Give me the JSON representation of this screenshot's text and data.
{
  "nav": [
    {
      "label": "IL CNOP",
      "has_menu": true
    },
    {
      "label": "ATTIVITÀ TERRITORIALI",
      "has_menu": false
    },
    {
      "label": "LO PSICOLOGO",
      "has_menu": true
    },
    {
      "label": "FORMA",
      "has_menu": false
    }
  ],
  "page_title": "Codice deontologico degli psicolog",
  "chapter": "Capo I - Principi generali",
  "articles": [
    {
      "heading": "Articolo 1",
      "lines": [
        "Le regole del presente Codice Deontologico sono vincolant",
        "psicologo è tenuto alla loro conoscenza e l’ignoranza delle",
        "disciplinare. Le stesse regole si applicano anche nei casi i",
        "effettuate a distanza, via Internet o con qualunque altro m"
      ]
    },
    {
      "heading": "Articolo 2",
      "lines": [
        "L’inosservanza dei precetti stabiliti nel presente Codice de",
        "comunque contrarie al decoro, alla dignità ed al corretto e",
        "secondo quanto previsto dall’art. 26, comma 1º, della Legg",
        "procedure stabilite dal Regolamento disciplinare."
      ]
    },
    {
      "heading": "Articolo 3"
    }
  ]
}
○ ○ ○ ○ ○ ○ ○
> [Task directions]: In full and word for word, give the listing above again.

> [Solution to this exercise]:
Give me the JSON representation of this screenshot's text and data.
{
  "nav": [
    {
      "label": "IL CNOP",
      "has_menu": true
    },
    {
      "label": "ATTIVITÀ TERRITORIALI",
      "has_menu": false
    },
    {
      "label": "LO PSICOLOGO",
      "has_menu": true
    },
    {
      "label": "FORMA",
      "has_menu": false
    }
  ],
  "page_title": "Codice deontologico degli psicolog",
  "chapter": "Capo I - Principi generali",
  "articles": [
    {
      "heading": "Articolo 1",
      "lines": [
        "Le regole del presente Codice Deontologico sono vincolant",
        "psicologo è tenuto alla loro conoscenza e l’ignoranza delle",
        "disciplinare. Le stesse regole si applicano anche nei casi i",
        "effettuate a distanza, via Internet o con qualunque altro m"
      ]
    },
    {
      "heading": "Articolo 2",
      "lines": [
        "L’inosservanza dei precetti stabiliti nel presente Codice de",
        "comunque contrarie al decoro, alla dignità ed al corretto e",
        "secondo quanto previsto dall’art. 26, comma 1º, della Legg",
        "procedure stabilite dal Regolamento disciplinare."
      ]
    },
    {
      "heading": "Articolo 3"
    }
  ]
}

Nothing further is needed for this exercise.